UTICA, N.Y. (WUTR/WFXV/WPNY) – Today the Climate Action Council approved its scoping plan that would tackle the growing climate catastrophe by offering its blueprint for how the state can move to a “green” economy.
The plan contains many good proposals and some not-so-good ideas but falls short in one key area: holding the oil companies – not New Yorkers – financially responsible for the gigantic costs facing the state.
The plan is ambitious and contains a wide range of policy options for Governor Hochul and the State Legislature to consider. It is important to ensure that the financial burden doesn’t fall on lower-income residents as they transform from a fossil to zero-emission households.
“All of these stuffs cost money, and the climate action council does talk about revenue sources, they talk about their proposal for example called cap and invest. They talked about add to insurance premium to help generate revenues. But to our opinion, the place to go is really the oil companies because they have been making enormous profits in the past year and a half, so they have the money and they are responsible. So I think that’s where the money should come from, to fund programs to deal with the enormous cost of reengineering of our infrastructure, to deal with the problem of climate change, and to help fund programs that will offset the impact that had on a low income, frontline communities, as well as how labor workers who will lose jobs, in fact, or have their job changed as a result of a green economy,” said executive director of New York Public Interest Research Group Fund, Blair Horner.
For residents who are worried that their traditional-powered facilities will be left obsolete in 2025, the good news is this is an ongoing process that focuses more on building new buildings that have zero-emission.
“The Climate Action Council doesn’t say starting next month or 6 months from now or a year from now, maybe shift existing homes from fossil fuels to electricity. There is a much more gradual phase in, and the first step in the phase in, is to make sure that new construction, new homes and new buildings will be powered by electricity,” said Horner.
The clock is ticking, anyone who is still trying to argue that it is too ambitious a plan is ignoring the science.
“Scientists and climate experts in the world are telling us that stop digging up new fossil fuels. They keep telling us not to expand the use of fossil fuels and to move to a reliance on green power. No one is arguing other than that.
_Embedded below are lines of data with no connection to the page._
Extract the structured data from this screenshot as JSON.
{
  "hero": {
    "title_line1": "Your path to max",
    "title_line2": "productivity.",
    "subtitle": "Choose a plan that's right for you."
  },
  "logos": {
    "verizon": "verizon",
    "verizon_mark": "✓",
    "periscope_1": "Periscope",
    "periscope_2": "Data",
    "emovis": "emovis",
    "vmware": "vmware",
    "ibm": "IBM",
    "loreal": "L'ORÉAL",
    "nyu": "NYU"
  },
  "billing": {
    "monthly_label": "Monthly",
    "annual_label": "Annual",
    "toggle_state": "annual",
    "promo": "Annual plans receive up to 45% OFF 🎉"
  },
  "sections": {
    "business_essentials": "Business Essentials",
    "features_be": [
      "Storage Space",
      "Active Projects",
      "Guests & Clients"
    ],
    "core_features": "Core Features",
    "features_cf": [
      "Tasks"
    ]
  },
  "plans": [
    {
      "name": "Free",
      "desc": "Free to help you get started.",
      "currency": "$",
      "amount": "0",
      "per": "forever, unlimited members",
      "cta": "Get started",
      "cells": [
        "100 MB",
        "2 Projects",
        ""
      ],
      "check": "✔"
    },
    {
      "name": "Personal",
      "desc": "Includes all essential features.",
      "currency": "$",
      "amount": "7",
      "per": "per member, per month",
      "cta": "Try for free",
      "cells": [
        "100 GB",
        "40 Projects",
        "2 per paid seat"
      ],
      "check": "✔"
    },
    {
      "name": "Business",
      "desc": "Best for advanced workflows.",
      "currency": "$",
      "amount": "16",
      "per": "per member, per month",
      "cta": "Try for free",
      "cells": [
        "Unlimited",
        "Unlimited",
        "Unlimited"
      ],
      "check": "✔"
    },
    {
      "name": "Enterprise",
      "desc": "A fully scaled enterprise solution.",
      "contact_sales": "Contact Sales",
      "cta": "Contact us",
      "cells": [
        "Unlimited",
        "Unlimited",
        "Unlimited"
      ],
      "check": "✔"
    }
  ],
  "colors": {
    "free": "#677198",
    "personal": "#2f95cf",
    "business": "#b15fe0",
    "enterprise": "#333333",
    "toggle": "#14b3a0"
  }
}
And people are dragging their feet is because they are afraid that the public would be unhappy that the transition from a brown essentially to a green economy. That’s reasonable. But we don’t have the time to waste. We are already facing climate catastrophe,” he said.